A March 1956 Daily Variety news item added that when Columbia bought the rights, the studio intended the film to star either Spencer Tracy, Ernest Borgnine or James Cagney. A March 1957 Daily Variety news item noted that Milton Perlman was initially to produce the film. According to a November 1958 "Rambling Reporter" item in Hollywood Reporter, Jean Simmons was considered for the role of "Betty."
Publicity material contained in the film's production file at the AMPAS Library note that the lodge scene was shot at the Campfire Club near Ossining, New York, with interiors filmed at the Gold Medal Studios, Bronx, New York. Publicity materials add that Lionel Kaplan, the film's technical advisor, was a partner in the Kaplan Bros. garment firm in New York. Betty Walker and Martin Balsam reprised their Broadway roles of "The widow" and "Jack." Effie Afton and Lee Philips also appeared in the Broadway production. Middle of the Night was the official U.S. entry at the Cannes Film Festival and was also named as one of the best pictures of the year by the National Board of Review.
Released in United States Winter January 1, 1959
Released in United States 1995
Shown at the Museum of Modern Art (Screen Plays: From Broadway to Hollywood, 1920-1966) in New York City on October 7 and October 9, 1995.
Released in United States Winter January 1, 1959
Released in United States 1995 (Shown at the Museum of Modern Art (Screen Plays: From Broadway to Hollywood, 1920-1966) in New York City on October 7 and October 9, 1995.)

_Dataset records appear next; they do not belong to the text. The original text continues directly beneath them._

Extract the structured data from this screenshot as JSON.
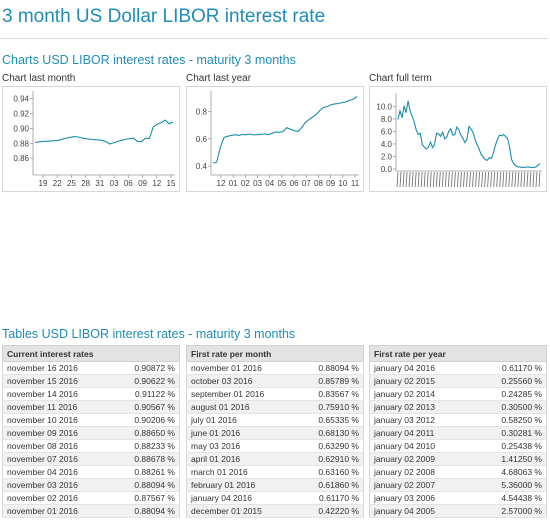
{
  "page": {
    "title": "3 month US Dollar LIBOR interest rate"
  },
  "charts_section": {
    "title": "Charts USD LIBOR interest rates - maturity 3 months",
    "charts": [
      {
        "caption": "Chart last month"
      },
      {
        "caption": "Chart last year"
      },
      {
        "caption": "Chart full term"
      }
    ]
  },
  "chart_data": [
    {
      "type": "line",
      "title": "Chart last month",
      "ylim": [
        0.84,
        0.945
      ],
      "yticks": [
        "0.94",
        "0.92",
        "0.90",
        "0.88",
        "0.86"
      ],
      "xticks": [
        "19",
        "22",
        "25",
        "28",
        "31",
        "03",
        "06",
        "09",
        "12",
        "15"
      ],
      "color": "#1a8cae",
      "values": [
        0.881,
        0.882,
        0.8825,
        0.8828,
        0.8832,
        0.8835,
        0.884,
        0.8855,
        0.887,
        0.888,
        0.889,
        0.8885,
        0.887,
        0.8862,
        0.8855,
        0.885,
        0.8845,
        0.884,
        0.882,
        0.879,
        0.8809,
        0.8825,
        0.884,
        0.8852,
        0.8865,
        0.8868,
        0.8826,
        0.8823,
        0.8868,
        0.8865,
        0.9021,
        0.9057,
        0.9079,
        0.9112,
        0.9062,
        0.9087
      ]
    },
    {
      "type": "line",
      "title": "Chart last year",
      "ylim": [
        0.35,
        0.92
      ],
      "yticks": [
        "0.8",
        "0.6",
        "0.4"
      ],
      "xticks": [
        "12",
        "01",
        "02",
        "03",
        "04",
        "05",
        "06",
        "07",
        "08",
        "09",
        "10",
        "11"
      ],
      "color": "#1a8cae",
      "values": [
        0.4222,
        0.43,
        0.54,
        0.61,
        0.6186,
        0.625,
        0.63,
        0.625,
        0.6316,
        0.63,
        0.635,
        0.6291,
        0.63,
        0.6329,
        0.635,
        0.63,
        0.64,
        0.65,
        0.647,
        0.654,
        0.6813,
        0.67,
        0.66,
        0.6534,
        0.68,
        0.72,
        0.74,
        0.7591,
        0.78,
        0.81,
        0.83,
        0.8357,
        0.85,
        0.855,
        0.8579,
        0.865,
        0.87,
        0.8809,
        0.89,
        0.9087
      ]
    },
    {
      "type": "line",
      "title": "Chart full term",
      "ylim": [
        0,
        11.5
      ],
      "yticks": [
        "10.0",
        "8.0",
        "6.0",
        "4.0",
        "2.0",
        "0.0"
      ],
      "color": "#1a8cae",
      "values": [
        7.9,
        9.3,
        8.2,
        10.1,
        9.0,
        10.9,
        9.2,
        8.4,
        7.5,
        6.2,
        5.5,
        5.7,
        3.9,
        3.5,
        3.2,
        3.5,
        4.3,
        3.4,
        3.9,
        5.7,
        5.6,
        5.2,
        5.9,
        4.8,
        5.1,
        6.0,
        6.4,
        5.4,
        5.5,
        6.7,
        6.3,
        5.4,
        4.9,
        4.2,
        4.8,
        6.8,
        6.4,
        5.8,
        4.7,
        3.9,
        3.2,
        2.3,
        1.9,
        1.5,
        1.4,
        1.8,
        1.7,
        2.5,
        3.8,
        4.7,
        5.4,
        5.3,
        5.5,
        5.2,
        4.9,
        3.5,
        1.5,
        0.9,
        0.5,
        0.35,
        0.3,
        0.27,
        0.26,
        0.3,
        0.3,
        0.28,
        0.25,
        0.24,
        0.32,
        0.61,
        0.9
      ]
    }
  ],
  "tables_section": {
    "title": "Tables USD LIBOR interest rates - maturity 3 months",
    "tables": [
      {
        "header": "Current interest rates",
        "rows": [
          [
            "november 16 2016",
            "0.90872 %"
          ],
          [
            "november 15 2016",
            "0.90622 %"
          ],
          [
            "november 14 2016",
            "0.91122 %"
          ],
          [
            "november 11 2016",
            "0.90567 %"
          ],
          [
            "november 10 2016",
            "0.90206 %"
          ],
          [
            "november 09 2016",
            "0.88650 %"
          ],
          [
            "november 08 2016",
            "0.88233 %"
          ],
          [
            "november 07 2016",
            "0.88678 %"
          ],
          [
            "november 04 2016",
            "0.88261 %"
          ],
          [
            "november 03 2016",
            "0.88094 %"
          ],
          [
            "november 02 2016",
            "0.87567 %"
          ],
          [
            "november 01 2016",
            "0.88094 %"
          ]
        ]
      },
      {
        "header": "First rate per month",
        "rows": [
          [
            "november 01 2016",
            "0.88094 %"
          ],
          [
            "october 03 2016",
            "0.85789 %"
          ],
          [
            "september 01 2016",
            "0.83567 %"
          ],
          [
            "august 01 2016",
            "0.75910 %"
          ],
          [
            "july 01 2016",
            "0.65335 %"
          ],
          [
            "june 01 2016",
            "0.68130 %"
          ],
          [
            "may 03 2016",
            "0.63290 %"
          ],
          [
            "april 01 2016",
            "0.62910 %"
          ],
          [
            "march 01 2016",
            "0.63160 %"
          ],
          [
            "february 01 2016",
            "0.61860 %"
          ],
          [
            "january 04 2016",
            "0.61170 %"
          ],
          [
            "december 01 2015",
            "0.42220 %"
          ]
        ]
      },
      {
        "header": "First rate per year",
        "rows": [
          [
            "january 04 2016",
            "0.61170 %"
          ],
          [
            "january 02 2015",
            "0.25560 %"
          ],
          [
            "january 02 2014",
            "0.24285 %"
          ],
          [
            "january 02 2013",
            "0.30500 %"
          ],
          [
            "january 03 2012",
            "0.58250 %"
          ],
          [
            "january 04 2011",
            "0.30281 %"
          ],
          [
            "january 04 2010",
            "0.25438 %"
          ],
          [
            "january 02 2009",
            "1.41250 %"
          ],
          [
            "january 02 2008",
            "4.68063 %"
          ],
          [
            "january 02 2007",
            "5.36000 %"
          ],
          [
            "january 03 2006",
            "4.54438 %"
          ],
          [
            "january 04 2005",
            "2.57000 %"
          ]
        ]
      }
    ]
  }
}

Voted One of the Year's Ten Best Films by the 1959 National Board of Review.